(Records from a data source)
....
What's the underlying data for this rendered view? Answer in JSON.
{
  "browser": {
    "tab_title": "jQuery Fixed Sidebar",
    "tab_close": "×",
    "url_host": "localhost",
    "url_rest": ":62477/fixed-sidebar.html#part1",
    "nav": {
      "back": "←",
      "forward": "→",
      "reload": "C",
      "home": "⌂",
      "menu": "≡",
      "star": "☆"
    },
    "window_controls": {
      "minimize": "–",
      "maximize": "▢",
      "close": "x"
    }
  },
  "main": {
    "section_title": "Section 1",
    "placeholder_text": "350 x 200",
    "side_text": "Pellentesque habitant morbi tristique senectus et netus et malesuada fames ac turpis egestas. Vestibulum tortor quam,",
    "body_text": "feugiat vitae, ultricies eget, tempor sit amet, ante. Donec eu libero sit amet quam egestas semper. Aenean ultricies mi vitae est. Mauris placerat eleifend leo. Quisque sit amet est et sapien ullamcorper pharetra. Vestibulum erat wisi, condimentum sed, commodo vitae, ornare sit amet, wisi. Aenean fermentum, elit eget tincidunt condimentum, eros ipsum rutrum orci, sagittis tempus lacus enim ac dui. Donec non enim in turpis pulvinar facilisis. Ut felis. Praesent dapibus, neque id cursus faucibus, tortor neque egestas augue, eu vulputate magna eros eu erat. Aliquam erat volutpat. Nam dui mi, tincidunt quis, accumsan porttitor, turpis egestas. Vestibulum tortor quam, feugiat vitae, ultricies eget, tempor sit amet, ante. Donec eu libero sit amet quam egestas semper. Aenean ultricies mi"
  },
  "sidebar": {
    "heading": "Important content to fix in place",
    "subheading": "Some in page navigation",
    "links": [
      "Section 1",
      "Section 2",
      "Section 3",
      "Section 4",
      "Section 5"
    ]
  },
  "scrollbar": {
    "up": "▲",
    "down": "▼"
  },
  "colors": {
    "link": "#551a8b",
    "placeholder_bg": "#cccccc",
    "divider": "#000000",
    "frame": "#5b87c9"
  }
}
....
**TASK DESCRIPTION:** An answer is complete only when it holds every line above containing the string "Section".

**RESPONSE AREA:**
    "section_title": "Section 1",
      "Section 1",
      "Section 2",
      "Section 3",
      "Section 4",
      "Section 5"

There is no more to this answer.